Open Access
Tobe, Jordan Leah
Area of Honors:
Bachelor of Arts
Document Type:
Thesis Supervisors:
  • Mark E Neely Jr., Thesis Supervisor
  • Dr. Michael James Milligan, Honors Advisor
  • Horace Binney
  • Writ of Habeas Corpus
  • Constitutional History
  • Lincoln
  • Suspension of the writ of habeas corpus
  • Civil War

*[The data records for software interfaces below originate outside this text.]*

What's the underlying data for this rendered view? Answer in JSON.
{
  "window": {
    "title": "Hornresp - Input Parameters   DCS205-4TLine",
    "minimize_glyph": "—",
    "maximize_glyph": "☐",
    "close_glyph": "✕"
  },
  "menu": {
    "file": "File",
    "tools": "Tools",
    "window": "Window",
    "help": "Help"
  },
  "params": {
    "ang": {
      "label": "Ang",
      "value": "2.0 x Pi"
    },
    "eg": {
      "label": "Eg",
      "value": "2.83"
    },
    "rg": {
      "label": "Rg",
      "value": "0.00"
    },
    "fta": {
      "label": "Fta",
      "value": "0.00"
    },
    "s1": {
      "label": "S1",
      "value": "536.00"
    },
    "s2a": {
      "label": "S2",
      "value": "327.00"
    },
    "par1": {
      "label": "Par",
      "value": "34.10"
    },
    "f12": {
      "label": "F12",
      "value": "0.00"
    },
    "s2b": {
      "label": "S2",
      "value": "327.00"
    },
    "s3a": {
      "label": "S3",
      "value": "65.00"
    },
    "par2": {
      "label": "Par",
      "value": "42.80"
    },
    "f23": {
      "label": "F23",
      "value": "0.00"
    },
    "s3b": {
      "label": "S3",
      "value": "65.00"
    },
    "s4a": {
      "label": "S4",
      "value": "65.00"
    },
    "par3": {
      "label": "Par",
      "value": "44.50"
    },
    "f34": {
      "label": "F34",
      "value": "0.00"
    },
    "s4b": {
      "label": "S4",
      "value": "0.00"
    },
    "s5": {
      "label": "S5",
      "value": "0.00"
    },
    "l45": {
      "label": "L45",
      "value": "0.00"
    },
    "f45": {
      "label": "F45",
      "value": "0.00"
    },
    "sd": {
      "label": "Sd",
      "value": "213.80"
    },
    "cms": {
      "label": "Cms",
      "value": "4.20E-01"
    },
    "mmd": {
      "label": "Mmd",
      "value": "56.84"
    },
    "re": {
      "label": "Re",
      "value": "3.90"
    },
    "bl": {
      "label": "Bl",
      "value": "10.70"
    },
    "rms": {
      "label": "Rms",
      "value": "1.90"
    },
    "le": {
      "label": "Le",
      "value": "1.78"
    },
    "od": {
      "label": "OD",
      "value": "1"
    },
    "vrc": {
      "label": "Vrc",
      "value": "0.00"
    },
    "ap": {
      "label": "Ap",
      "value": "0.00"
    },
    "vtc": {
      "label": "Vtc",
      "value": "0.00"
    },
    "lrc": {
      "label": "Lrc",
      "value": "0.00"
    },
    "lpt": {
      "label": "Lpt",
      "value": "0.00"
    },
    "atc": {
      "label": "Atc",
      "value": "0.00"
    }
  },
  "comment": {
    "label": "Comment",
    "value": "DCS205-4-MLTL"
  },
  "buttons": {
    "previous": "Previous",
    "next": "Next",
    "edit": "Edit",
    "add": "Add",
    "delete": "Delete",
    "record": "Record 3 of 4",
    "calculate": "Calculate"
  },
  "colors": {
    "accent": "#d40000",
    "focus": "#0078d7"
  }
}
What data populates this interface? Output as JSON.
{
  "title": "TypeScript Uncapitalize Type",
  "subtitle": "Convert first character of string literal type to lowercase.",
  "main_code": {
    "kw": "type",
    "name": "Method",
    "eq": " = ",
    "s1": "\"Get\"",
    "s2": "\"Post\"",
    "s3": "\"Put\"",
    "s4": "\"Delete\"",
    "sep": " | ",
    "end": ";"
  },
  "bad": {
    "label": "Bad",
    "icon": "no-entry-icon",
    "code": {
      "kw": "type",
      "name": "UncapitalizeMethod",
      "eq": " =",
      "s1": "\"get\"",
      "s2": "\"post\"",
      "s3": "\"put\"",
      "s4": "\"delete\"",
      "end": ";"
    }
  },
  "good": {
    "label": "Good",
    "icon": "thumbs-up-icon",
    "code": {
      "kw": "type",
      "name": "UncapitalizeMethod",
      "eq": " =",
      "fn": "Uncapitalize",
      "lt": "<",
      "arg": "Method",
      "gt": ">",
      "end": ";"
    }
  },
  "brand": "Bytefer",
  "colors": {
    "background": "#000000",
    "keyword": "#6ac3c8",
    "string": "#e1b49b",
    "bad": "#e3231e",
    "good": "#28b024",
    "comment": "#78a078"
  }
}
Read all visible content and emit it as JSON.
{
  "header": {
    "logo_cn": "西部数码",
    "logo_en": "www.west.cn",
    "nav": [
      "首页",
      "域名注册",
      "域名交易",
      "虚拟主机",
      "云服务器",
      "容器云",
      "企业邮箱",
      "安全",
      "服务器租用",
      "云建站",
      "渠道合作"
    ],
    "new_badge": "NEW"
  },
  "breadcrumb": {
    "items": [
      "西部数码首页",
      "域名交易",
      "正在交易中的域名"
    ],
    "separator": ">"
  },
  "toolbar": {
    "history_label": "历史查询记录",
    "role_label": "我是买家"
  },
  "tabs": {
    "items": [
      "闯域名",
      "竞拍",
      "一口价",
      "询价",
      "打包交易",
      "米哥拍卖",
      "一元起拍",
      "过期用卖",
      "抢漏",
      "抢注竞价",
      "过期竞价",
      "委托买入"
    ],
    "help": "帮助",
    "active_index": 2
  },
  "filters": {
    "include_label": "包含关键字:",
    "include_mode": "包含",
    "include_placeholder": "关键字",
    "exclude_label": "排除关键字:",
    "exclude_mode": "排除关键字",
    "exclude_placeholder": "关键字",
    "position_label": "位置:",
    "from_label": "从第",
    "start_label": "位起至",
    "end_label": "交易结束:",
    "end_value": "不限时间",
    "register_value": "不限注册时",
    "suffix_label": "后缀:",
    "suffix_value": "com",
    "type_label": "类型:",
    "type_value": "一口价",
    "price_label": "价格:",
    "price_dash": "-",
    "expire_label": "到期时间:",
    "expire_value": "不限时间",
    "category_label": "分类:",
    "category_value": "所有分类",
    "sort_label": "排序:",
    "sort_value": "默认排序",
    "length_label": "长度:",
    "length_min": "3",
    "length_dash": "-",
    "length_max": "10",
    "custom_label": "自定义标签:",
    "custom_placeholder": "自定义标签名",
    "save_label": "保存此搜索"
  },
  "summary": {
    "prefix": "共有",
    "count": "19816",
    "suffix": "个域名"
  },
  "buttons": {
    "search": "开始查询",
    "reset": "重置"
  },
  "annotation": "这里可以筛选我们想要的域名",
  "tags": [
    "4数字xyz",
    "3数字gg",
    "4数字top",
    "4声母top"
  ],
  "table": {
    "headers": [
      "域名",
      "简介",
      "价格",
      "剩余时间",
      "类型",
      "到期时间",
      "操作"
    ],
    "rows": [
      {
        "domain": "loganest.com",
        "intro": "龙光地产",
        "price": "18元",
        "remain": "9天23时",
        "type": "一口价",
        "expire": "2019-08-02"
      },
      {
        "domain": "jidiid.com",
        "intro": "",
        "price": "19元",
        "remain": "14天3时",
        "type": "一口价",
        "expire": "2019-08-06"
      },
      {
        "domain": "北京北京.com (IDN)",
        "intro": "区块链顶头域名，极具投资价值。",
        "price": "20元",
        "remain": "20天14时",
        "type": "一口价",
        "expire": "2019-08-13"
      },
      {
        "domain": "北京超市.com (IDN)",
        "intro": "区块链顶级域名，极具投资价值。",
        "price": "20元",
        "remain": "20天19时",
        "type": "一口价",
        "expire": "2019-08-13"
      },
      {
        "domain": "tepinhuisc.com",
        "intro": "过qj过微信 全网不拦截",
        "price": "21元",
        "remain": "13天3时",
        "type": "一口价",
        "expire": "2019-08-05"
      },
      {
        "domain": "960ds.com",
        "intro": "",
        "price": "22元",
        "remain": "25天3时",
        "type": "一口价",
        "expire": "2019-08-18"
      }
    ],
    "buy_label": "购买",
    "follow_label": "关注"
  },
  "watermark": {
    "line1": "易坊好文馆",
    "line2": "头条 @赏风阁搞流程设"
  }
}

The constitutionality of President Abraham Lincoln’s suspension the writ of habeas corpus during the American Civil War has been widely discussed and debated throughout Civil War history. In this history, the defense of Lincoln’s actions by one prominent Philadelphia lawyer, Horace Binney, usually gets only a brief mention. Somewhere in their quick overviews of Horace Binney’s habeas corpus argument, however, historians have ignored important information. For one thing, Binney’s political and personal background, which has not been widely discussed, lays a noteworthy foundation for his habeas corpus argument. Additionally, Binney’s argument was provoking enough that it elicited dozens of responses from his political opponents, Democratic lawyers. These Democratic responses have been more or less neglected in historiography. This project aims not only to delve deeper into why Binney argued in defense of the president the way that he did, but also to analyze the responses from his Democratic critics. Did these lawyers write in order to promote his broader political agenda? Was Horace Binney advocating for the suspension of the writ of habeas corpus as an authoritarian move as some historians have suggested? Is it fair to place all of the Democratic critics of Binney into one overarching, conservative, strict constitutionalist category? By examining and analyzing Binney’s argument along with the responses of his critics with party alignment in mind, a new perspective on the habeas corpus debate, and on constitutional debates of the Civil War in general, emerges.